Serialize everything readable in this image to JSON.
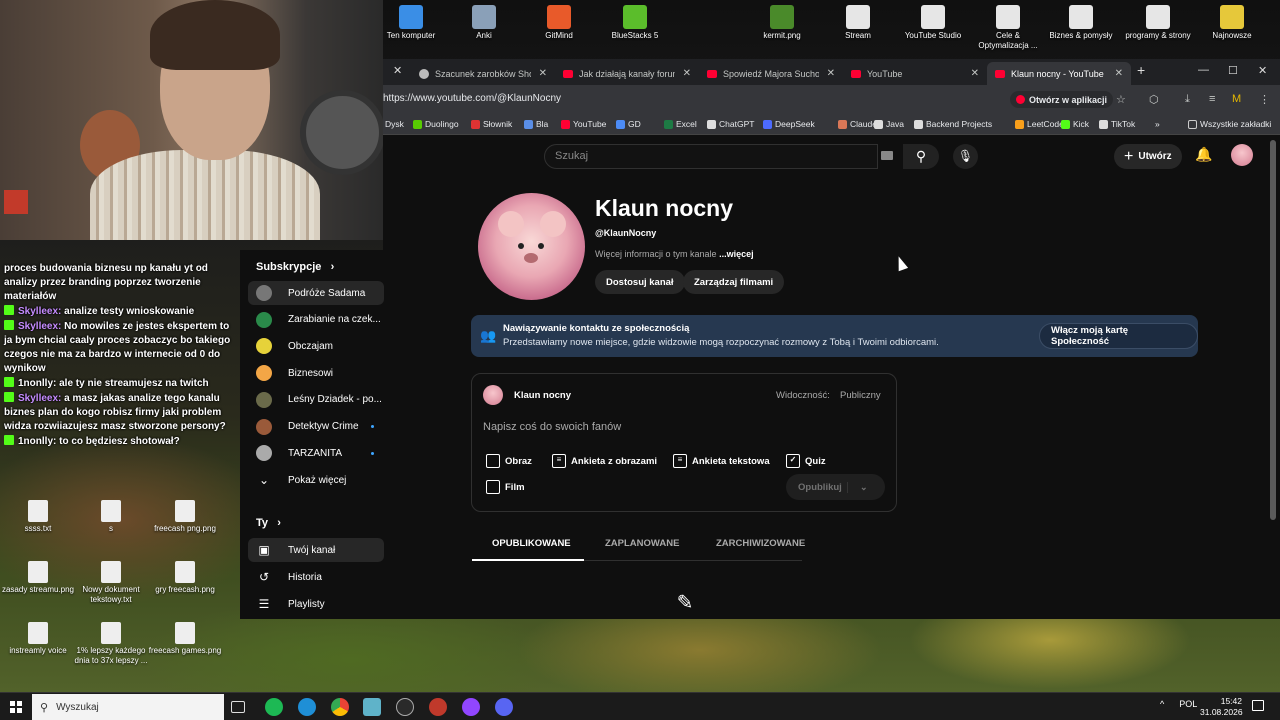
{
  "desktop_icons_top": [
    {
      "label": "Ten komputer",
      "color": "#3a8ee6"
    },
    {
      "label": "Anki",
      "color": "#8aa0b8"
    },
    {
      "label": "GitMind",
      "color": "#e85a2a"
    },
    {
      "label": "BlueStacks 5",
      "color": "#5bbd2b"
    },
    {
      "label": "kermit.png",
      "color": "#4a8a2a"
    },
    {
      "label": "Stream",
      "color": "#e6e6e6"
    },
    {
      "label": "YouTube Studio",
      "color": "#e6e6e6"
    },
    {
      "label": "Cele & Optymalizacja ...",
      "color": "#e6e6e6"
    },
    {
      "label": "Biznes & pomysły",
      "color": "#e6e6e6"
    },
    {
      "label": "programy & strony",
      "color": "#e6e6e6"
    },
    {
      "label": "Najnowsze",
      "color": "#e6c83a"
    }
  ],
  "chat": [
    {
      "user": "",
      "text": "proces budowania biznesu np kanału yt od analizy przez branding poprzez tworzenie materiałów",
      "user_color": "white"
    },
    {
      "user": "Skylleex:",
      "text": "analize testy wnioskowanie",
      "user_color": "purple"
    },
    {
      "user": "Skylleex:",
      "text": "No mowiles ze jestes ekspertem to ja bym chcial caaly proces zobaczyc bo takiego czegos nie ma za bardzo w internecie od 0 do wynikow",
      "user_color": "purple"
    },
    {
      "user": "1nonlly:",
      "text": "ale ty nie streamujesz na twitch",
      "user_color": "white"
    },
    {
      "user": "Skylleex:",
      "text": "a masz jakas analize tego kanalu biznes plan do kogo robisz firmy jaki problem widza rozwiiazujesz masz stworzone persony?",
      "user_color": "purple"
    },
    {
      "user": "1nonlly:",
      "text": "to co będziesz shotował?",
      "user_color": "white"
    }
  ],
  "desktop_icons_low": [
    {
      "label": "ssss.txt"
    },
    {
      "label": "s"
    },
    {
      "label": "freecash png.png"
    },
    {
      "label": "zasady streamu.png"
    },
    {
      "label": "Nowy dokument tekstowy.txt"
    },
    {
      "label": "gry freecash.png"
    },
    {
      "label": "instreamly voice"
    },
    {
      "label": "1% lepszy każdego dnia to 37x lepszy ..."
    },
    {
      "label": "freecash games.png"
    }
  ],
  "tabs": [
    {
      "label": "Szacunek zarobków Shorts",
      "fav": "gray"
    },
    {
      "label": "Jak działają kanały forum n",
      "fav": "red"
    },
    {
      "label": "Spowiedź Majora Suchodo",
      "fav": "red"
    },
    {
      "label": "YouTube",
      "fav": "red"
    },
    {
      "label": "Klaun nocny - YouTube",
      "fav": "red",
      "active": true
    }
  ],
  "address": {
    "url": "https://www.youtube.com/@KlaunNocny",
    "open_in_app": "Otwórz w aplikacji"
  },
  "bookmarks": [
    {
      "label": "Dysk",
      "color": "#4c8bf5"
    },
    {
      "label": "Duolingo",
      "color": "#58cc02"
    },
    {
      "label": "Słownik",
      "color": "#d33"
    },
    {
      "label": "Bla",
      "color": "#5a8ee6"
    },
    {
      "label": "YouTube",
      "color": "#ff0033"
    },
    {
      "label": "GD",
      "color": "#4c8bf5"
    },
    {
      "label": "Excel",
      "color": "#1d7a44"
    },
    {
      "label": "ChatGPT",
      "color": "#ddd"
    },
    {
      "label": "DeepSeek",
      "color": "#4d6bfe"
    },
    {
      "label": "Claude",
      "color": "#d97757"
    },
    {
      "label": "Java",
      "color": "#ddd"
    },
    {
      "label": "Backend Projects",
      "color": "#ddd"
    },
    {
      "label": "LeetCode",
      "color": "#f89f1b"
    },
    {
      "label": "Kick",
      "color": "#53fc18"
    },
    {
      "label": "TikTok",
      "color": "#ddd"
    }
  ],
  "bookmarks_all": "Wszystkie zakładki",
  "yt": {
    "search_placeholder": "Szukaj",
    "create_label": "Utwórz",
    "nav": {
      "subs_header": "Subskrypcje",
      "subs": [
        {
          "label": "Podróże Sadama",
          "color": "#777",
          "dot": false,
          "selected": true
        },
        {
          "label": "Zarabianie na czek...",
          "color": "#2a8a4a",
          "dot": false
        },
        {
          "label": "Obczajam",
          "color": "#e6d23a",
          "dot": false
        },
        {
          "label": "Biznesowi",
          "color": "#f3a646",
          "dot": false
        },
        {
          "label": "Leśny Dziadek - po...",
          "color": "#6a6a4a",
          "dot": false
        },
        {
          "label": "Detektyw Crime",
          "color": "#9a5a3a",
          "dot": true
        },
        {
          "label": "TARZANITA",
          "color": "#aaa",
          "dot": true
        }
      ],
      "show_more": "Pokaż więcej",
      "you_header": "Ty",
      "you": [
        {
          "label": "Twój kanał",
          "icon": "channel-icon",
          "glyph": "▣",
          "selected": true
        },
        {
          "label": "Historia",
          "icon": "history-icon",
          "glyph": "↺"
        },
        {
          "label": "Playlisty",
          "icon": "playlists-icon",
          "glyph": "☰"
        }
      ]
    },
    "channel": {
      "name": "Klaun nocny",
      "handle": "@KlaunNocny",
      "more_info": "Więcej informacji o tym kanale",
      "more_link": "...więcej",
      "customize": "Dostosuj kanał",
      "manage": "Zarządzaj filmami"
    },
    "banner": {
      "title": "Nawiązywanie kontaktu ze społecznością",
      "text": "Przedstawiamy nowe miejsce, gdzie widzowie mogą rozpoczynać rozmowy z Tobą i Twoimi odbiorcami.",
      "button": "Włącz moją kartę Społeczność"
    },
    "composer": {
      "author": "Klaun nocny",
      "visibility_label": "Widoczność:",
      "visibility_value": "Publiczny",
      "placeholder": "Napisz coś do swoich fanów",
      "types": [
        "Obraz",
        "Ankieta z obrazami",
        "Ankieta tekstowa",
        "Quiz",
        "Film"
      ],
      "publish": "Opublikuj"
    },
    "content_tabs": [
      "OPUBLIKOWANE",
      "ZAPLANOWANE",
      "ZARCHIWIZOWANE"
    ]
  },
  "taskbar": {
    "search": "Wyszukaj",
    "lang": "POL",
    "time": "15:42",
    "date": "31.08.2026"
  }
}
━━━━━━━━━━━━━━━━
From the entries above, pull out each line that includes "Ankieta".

        "Ankieta z obrazami",
        "Ankieta tekstowa",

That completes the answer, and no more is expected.